The N100 billion fund established by the Stanbic IBTC Holding Plc, is to help close the infrastructure gap in Nigeria.
Dr. Demola Sogunle, Chief Executive Officer of the Stanbic IBTC Holding Plc, said this at a Hybrid event organised by the Rotary Club of Ikeja, District 9110 on Monday November 22 in Lagos. He spoke on the topic, “Solving Infrastructure Deficit in Nigeria.”
According to him, infrastructure deficit truly exists in Nigeria and begs for immediate solution. “So, in order for us not to complain, we saw the situation and decided to create value by introducing IBTC Infrastructure fund of N100 billion, and the important thing is that we have started disbursing already.”
“The plan is simple: we would provide project owners with long-term capital to fund their projects whilst investors enjoy competitive returns as well as achieve set investment goals.“
“The Fund would be released in tranches, starting with the first N20 billion tranche which is now open for subscription, providing an avenue for investors to gain exposure to critical infrastructure projects.“The tranche has a 12-year maximum duration,’’ he said.

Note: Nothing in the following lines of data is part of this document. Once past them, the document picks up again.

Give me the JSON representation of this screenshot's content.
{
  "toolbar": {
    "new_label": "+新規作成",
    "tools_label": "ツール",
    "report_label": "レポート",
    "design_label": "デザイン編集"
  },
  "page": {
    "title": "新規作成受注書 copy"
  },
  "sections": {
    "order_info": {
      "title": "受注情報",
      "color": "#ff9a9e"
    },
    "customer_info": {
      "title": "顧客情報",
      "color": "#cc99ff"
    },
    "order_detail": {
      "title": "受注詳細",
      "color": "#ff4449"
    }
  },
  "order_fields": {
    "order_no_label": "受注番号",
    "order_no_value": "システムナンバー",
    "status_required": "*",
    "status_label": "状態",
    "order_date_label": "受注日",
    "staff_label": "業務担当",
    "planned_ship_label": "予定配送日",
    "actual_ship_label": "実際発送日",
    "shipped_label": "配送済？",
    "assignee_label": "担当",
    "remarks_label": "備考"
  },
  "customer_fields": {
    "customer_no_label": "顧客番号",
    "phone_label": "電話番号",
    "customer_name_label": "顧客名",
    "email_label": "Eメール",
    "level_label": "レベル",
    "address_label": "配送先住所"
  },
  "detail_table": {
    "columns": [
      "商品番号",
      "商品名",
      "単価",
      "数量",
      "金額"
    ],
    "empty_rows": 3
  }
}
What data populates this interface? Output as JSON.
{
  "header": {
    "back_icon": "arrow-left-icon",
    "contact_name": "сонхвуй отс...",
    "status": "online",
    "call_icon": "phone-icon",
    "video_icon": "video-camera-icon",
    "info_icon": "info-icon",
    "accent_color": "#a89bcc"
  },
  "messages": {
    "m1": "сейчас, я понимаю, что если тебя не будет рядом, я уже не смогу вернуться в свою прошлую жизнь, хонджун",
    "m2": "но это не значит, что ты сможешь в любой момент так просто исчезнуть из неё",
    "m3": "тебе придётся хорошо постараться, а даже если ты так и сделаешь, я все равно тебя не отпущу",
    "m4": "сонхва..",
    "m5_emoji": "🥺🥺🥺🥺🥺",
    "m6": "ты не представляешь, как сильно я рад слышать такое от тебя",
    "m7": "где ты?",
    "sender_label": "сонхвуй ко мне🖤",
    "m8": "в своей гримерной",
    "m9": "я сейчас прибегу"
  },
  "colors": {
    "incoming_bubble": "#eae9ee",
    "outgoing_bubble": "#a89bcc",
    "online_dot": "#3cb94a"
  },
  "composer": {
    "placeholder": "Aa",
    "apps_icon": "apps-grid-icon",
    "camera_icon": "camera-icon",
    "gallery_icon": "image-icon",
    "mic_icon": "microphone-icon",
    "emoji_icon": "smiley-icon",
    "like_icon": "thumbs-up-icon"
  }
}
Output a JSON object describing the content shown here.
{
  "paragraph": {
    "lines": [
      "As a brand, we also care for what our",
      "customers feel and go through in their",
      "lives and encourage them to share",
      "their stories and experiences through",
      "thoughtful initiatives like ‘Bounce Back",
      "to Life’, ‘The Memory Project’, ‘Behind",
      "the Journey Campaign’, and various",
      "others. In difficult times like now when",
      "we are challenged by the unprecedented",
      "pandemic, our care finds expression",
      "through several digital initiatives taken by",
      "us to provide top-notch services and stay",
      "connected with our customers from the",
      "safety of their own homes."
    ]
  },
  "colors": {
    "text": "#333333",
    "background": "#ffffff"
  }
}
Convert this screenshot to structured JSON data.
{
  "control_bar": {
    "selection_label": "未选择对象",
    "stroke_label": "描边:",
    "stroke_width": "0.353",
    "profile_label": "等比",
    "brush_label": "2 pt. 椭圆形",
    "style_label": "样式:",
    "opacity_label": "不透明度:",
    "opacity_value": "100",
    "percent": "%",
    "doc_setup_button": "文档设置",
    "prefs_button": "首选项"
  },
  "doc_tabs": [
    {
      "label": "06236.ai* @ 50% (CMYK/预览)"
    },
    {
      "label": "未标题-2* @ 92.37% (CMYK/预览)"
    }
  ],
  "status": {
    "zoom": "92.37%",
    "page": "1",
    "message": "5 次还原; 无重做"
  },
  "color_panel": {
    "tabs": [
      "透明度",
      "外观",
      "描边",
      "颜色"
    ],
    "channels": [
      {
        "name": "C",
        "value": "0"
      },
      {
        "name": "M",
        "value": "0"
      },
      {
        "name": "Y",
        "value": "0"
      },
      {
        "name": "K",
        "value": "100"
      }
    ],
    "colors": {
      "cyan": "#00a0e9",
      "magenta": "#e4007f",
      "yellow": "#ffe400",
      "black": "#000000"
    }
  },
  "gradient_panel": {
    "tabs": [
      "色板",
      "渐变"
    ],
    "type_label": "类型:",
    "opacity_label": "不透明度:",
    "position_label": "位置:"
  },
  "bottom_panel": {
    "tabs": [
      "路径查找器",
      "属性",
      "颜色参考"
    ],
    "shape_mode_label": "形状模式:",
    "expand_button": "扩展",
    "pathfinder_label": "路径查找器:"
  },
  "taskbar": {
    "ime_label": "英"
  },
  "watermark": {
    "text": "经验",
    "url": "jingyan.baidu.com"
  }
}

Sogunle also said Nigeria, ranking 7th in terms of population, needed 1.5 trillion dollars over the period of 10 years to close infrastructure gap, which is a lot of money. He said that the budget that was put to infrastructure projects could not take Nigeria anywhere “The 4.89trillion capital expenditure, dedicated to infrastructure projects accounts for 30 percent of the proposed 2022 budget.
“The infrastructure stock, is about 30 percent of our GDP, our GDP is about 400 billion dollars plus; Nigeria infrastructure stock of 30 percent of GDP remains far below the 70 per cent international benchmark and it’s not going to take us anywhere. This is just for us to know the enormity of the issue,’’Sogunle said.
He noted that African countries like Egypt, Tunisia, South Africa, etc, were far ahead of Nigeria in terms of infrastructure development. He said that in the 2019 Global Competitiveness Index Report, Nigeria scored 48.33 points out of 100 and ranked 130th of 141 countries surveyed for the overall quality infrastructure.
Sogunle mentioned some challenges affecting infrastructure development in the country. These include, huge capital outlay versus Budget Constrains and Huge cost of financing, political and regulatory risk which is high, poor maintenance culture, low risk appetite by financial institutions and suboptimal record of past projects.
The bank CEO also said that the impact of $10bn infrastructure investment required on GDP growth rate was assumed at N3.6trillion (US$10billion) per year from 2019 to 2030 according to Nigerian Integrated Infrastructure Master plan (NIIMP).
He said that the real GDP was expected to decline by 0.19 per cent in 2020 but rebound to 3.85 per cent by 2021 and 10.68 per cent by 2030, reflecting the impact of the implementation of the plan.
He stressed that if 10 percent of the proposed 10 billion dollars, ($1bn) is invested, this would still bode well for the economy and positively impact the GDP growth given the current level of infrastructure deficit.
Sogunle advocated a positive public-private sector collaboration to tackle infrastructure gap in the country, recommending unconventional financing methods e.g. Road infrastructure tax credit scheme, infrastructure funds etc.
He said there was the need for implementation of investment-friendly laws, Public-Private Partnership (PPP), procurement (Due process for bids).He also suggested increased participation of private investors in infrastructure investments and consistent sector policies.